Herman Melville purchased the 160-acre property in 1850 for $6500 and lived there until 1863, when he sold the entire property to his brother Allan. From 1863 until 1927, Arrowhead was owned and occupied by Melville family members: first Allan, and later Mrs. W. B. Morewood, daughter of Allan and niece of Herman. A letter written by Mrs. Morewood in October 1925 describes the grounds:
Arrowhead, our property in Pittsfield, was bought by my uncle, Herman Melville in 1850. It was [purchased] by my father some fifteen years later.... When it came to me ... there were 80 acres, rented in short leases. The hams go with one lease. There is a two-car garage.... There are five open fireplaces & we also used stoves in dining room & bedrooms in the fall. Living room, library, dining room, large pantry, kitchen, laundry, seven bedrooms, store room. bath, sink room on 2nd floor & one bedroom & attic on the 3rd floor. The roof is ill perfect condition. I put in a new one this fall ... Very truly M. G. Morewood. (Mrs. William B. Morewood from the Henry A. Murray Papers, Harvard University Archives; transcribed by Dennis Marnon)
Clearly, the public experience would be greatly enhanced if additional rooms were opened to more closely approximate the seven-bedroom house that the Herman Melville family and subsequent Melville family members knew.

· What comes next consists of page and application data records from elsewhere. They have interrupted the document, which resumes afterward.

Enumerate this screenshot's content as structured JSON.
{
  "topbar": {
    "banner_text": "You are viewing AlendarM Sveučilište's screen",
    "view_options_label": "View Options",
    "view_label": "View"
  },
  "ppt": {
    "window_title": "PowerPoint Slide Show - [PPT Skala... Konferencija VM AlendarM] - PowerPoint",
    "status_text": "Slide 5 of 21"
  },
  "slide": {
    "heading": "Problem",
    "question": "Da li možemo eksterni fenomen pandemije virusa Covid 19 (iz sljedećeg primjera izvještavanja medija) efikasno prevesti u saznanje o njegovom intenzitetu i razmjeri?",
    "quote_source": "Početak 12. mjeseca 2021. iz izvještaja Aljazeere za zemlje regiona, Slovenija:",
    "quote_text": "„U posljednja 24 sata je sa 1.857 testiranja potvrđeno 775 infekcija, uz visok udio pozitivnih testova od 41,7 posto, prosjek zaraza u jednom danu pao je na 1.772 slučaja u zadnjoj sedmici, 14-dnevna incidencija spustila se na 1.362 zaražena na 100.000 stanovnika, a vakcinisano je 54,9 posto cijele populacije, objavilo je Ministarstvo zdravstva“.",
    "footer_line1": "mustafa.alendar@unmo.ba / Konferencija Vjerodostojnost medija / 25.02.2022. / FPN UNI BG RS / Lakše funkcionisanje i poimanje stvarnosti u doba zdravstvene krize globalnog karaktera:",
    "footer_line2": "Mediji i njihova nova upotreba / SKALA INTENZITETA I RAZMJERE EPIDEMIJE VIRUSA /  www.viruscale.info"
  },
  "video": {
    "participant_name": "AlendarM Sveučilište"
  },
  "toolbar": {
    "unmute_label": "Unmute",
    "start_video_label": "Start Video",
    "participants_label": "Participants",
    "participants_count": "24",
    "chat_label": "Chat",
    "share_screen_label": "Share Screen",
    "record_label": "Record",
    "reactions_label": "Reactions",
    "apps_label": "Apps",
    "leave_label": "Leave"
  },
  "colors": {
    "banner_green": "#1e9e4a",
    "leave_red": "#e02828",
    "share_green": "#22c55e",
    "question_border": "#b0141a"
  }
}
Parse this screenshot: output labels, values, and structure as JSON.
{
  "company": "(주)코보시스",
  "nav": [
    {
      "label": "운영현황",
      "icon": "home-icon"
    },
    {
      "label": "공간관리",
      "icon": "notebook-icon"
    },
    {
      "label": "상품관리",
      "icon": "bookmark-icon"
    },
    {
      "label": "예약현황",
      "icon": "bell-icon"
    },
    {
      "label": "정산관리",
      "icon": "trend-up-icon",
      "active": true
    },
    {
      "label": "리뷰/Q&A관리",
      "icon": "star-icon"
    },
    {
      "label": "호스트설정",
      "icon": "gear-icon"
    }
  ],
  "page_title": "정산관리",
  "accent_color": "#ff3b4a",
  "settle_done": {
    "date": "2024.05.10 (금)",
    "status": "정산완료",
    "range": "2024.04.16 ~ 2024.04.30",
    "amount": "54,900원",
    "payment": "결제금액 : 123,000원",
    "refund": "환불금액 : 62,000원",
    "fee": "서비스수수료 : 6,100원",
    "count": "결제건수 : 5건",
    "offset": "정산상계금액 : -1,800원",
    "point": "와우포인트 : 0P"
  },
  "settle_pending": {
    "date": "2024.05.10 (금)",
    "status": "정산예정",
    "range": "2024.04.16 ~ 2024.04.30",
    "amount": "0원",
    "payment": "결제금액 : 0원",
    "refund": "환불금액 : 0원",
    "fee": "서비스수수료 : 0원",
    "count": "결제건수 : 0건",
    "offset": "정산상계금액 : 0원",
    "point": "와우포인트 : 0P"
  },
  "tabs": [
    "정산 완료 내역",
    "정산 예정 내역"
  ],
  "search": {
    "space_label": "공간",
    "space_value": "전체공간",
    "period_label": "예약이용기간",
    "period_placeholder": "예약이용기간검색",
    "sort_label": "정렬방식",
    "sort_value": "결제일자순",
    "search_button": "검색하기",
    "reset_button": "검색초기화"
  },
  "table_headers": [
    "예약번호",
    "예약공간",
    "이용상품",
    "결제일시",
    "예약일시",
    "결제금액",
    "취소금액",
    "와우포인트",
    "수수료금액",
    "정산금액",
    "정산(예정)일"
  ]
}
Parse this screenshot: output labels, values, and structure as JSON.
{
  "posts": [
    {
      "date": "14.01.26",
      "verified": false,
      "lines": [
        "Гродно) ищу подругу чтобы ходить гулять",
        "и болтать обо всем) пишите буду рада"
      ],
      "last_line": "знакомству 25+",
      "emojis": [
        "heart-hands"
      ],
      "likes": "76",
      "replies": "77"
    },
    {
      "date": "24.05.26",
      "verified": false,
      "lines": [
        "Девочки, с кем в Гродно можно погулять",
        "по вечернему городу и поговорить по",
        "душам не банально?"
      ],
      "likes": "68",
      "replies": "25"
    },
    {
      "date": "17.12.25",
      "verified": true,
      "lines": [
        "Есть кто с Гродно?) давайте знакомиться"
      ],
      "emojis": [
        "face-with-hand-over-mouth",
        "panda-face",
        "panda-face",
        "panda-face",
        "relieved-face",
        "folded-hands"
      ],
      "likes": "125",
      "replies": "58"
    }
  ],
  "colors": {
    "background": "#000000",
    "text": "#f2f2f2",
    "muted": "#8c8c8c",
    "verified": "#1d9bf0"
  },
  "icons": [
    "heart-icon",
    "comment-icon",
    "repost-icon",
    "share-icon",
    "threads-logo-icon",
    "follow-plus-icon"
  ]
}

The buildings currently on the Arrowhead property are the home of Herman Melville, with only six rooms open to the public; an outbuilding approximately 12 x24 feet that was Mrs. Morewood's garage and is now used as the visitor's center and gift shop: and one early nineteenth-century, long-side barn, 30 x 40 feet, on the property during Melville's tenancy, currently used as summer exhibition space. (A Millennium Trail, inaugurated in 2000, offers a one-mile ramble over fields and through the woods, tracing Melville's steps as he walked from Arrowhead to Broad Hall.) In December 2006, BHS learned through Preservation Mass of a 3800-square-foot barn available for $1. Built around 1850, it derives from Melville's day, resembles in size, number of stories, and details like the cupola, the barn already on the property, and would help recreate the two-barn farmyard of Melville's tenancy. The barn is large enough to accommodate both BHS exhibitions and the storage of its 600 linear feet of documents and 5000 artifacts currently in the house museum, thus allowing us to open the upstairs rooms in the house to the public. In May, 2007, with a grant from the National Endowment of Humanities, BHS sponsored a Melville symposium in which various scholars discussed new ways to present Melville's Arrowhead to the public in light of the enhancement the new barn will bring. …